Age Concern and Help the Aged today the government to provide increased support for older people in next week’s Budget after producing evidence showing they were being hard-hit by the recession.
The merged charity found more than one in five older people were skipping meals in order to save money, 42% of older people were struggling to afford essential items, and similar proportions were cutting back on socialising (42%), electricity (41%) and gas (38%).
Low confidence in government
But with chancellor Alistair Darling due to deliver his Budget next Tuesday (22 April), the charity found 59% felt the government would not help older people cope during the recession.
The charity said that pensioners on low incomes were facing far higher inflation rates than other groups.
Charity director Michelle Mitchell said: “Many older people are being clobbered by high prices and are being pushed to extreme measures to cope financially – the government cannot sit by while older people skip meals and put their health at risk.”
Automatic benefit payments
She urged the government to introduce the automatic payment of means-tested benefits, such as pension credit and council tax benefit, saying that older people missed out on £5bn in benefits each year.
Other demands included:-
- A package of measures to help low-income savers who have seen interest rates tumble.
- Maintaining winter fuel payments at current levels. The government has increased payments from £200 to £250 for people aged over 60 and from £300 to £400 for those over 80 for 2008-9 only.

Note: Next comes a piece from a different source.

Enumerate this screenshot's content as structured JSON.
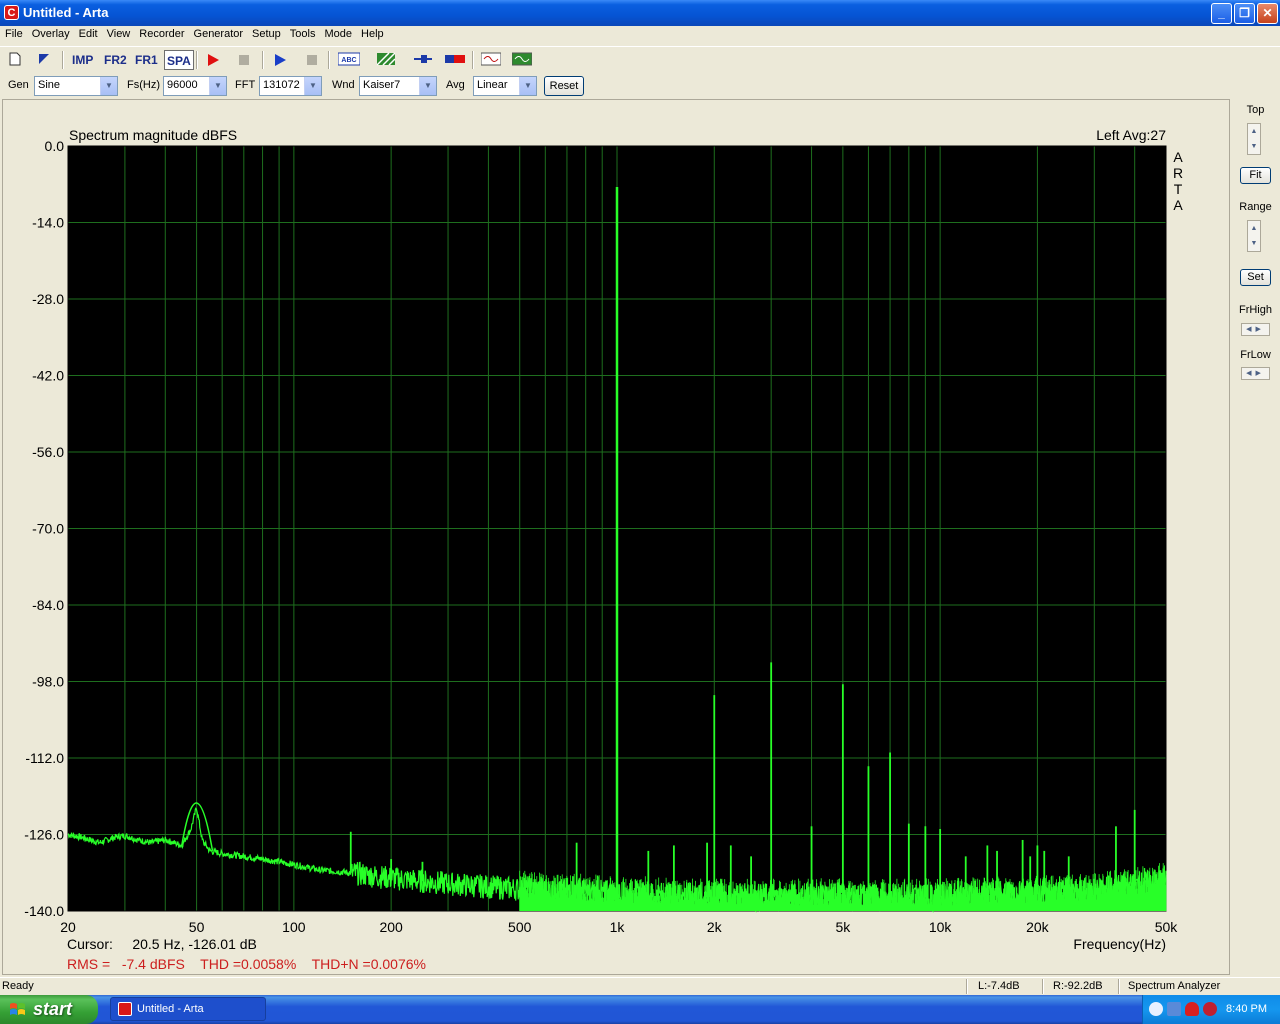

It also reiterated calls for an injection of £1bn into social care services for older people to increase access.